Although I would need to double-check to provide you with my "official" answer, you may create membership interests with differing voting rights; PROVIDED, however, that you MUST create a separate class of membership interests. You may not have one class of membership interest and retain voting rights for some members, and none for others. You would need a voting class and a non-voting class. That, at least, is the rule of law for corporations. The law pertaining to LLCs I presume is very similar.
If you create two classes of membership interests you may be precluded from certain tax treatment, if desirable. For instance, your LLC may not be taxable as an S-corporation - although that is somewhat uncommon.
The best way to solve your problem is to use a business attorney and ask them to draft an operating agreement that specifies that transferees of membership interests are merely ECONOMIC INTEREST HOLDERS and have no voting rights.

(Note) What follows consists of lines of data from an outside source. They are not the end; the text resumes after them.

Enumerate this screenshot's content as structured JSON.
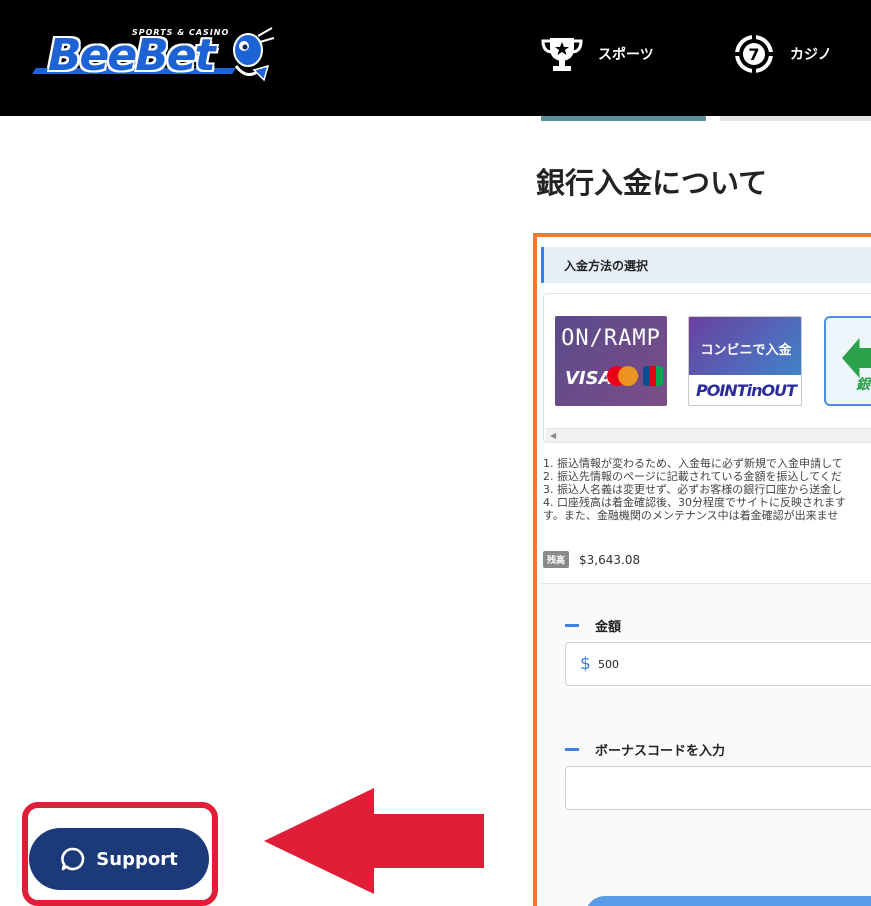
{
  "header": {
    "logo": {
      "small_text": "SPORTS & CASINO",
      "brand": "BeeBet"
    },
    "nav": [
      {
        "label": "スポーツ",
        "icon": "trophy-icon"
      },
      {
        "label": "カジノ",
        "icon": "casino-chip-icon"
      }
    ]
  },
  "main": {
    "title": "銀行入金について",
    "section_title": "入金方法の選択",
    "methods": [
      {
        "name": "ON/RAMP",
        "sub": "VISA"
      },
      {
        "name": "コンビニで入金",
        "sub": "POINTinOUT"
      },
      {
        "name": "銀行"
      }
    ],
    "notes": [
      "1. 振込情報が変わるため、入金毎に必ず新規で入金申請して",
      "2. 振込先情報のページに記載されている金額を振込してくだ",
      "3. 振込人名義は変更せず、必ずお客様の銀行口座から送金し",
      "4. 口座残高は着金確認後、30分程度でサイトに反映されます",
      "す。また、金融機関のメンテナンス中は着金確認が出来ませ"
    ],
    "balance": {
      "tag": "残高",
      "value": "$3,643.08"
    },
    "form": {
      "amount_label": "金額",
      "currency_symbol": "$",
      "amount_value": "500",
      "bonus_label": "ボーナスコードを入力"
    }
  },
  "support": {
    "label": "Support"
  },
  "colors": {
    "header_bg": "#000000",
    "panel_border": "#ef7a2c",
    "accent": "#3f7de0",
    "support_bg": "#1c3a7a",
    "annotation": "#e01e37"
  }
}
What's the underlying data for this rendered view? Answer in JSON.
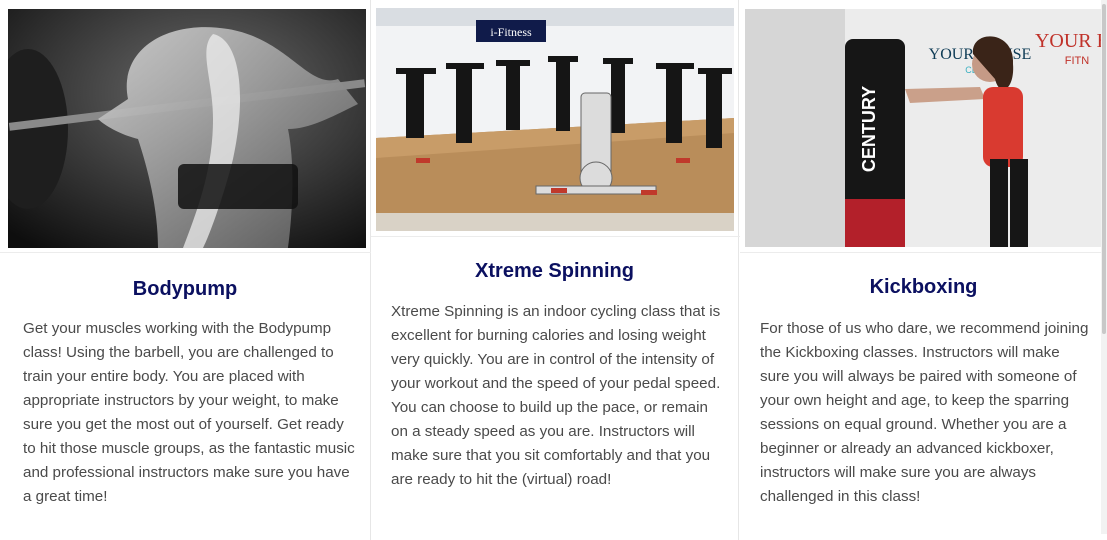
{
  "cards": [
    {
      "image_alt": "Woman lifting a barbell, black and white",
      "title": "Bodypump",
      "body": "Get your muscles working with the Bodypump class! Using the barbell, you are challenged to train your entire body. You are placed with appropriate instructors by your weight, to make sure you get the most out of yourself. Get ready to hit those muscle groups, as the fantastic music and professional instructors make sure you have a great time!"
    },
    {
      "image_alt": "Spinning bikes in a fitness studio",
      "image_sign": "i-Fitness",
      "title": "Xtreme Spinning",
      "body": "Xtreme Spinning is an indoor cycling class that is excellent for burning calories and losing weight very quickly. You are in control of the intensity of your workout and the speed of your pedal speed. You can choose to build up the pace, or remain on a steady speed as you are. Instructors will make sure that you sit comfortably and that you are ready to hit the (virtual) road!"
    },
    {
      "image_alt": "Woman punching a Century boxing bag",
      "image_sign": "YOUR HOUSE",
      "image_sign2": "CLINIC",
      "image_sign3": "YOUR H",
      "image_sign4": "FITN",
      "image_bag_brand": "CENTURY",
      "title": "Kickboxing",
      "body": "For those of us who dare, we recommend joining the Kickboxing classes. Instructors will make sure you will always be paired with someone of your own height and age, to keep the sparring sessions on equal ground. Whether you are a beginner or already an advanced kickboxer, instructors will make sure you are always challenged in this class!"
    }
  ]
}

Good luck!See question
There is a clause in my agreement where parking would be included free for 3-months in the lease agreement. However, it's a week and a half into my lease and I still don't have a parking spot. What are my rights as a tenant? I've been asking the g...
My colleague is correct, put your demand in writing and give the landlord a reasonable time to accommodate you. If you are incurring damages as a result of their failure or neglect to provide you with a parking spot you may consider a small claims action an option; however, I highly doubt that will be worth your time.See question
has happened twice and now I have a notice to permanently perform covenant or quit after cat was found in my unit after unauthorized entry by manager. how do I go about correcting this?
Mr. Brelje is correct. I suggest that you remove the cat to avoid an eviction action. There is no "fruit of the poisonous tree" rule here, whereby the landlord's visual confirmation of the cat might be disregarded because they failed to comply with Section 1954 of the Civil Code. You should remove the cat and immediately send, by certified mail - return receipt request, a demand to the landlord that they comply with Section 1954 in the future.See question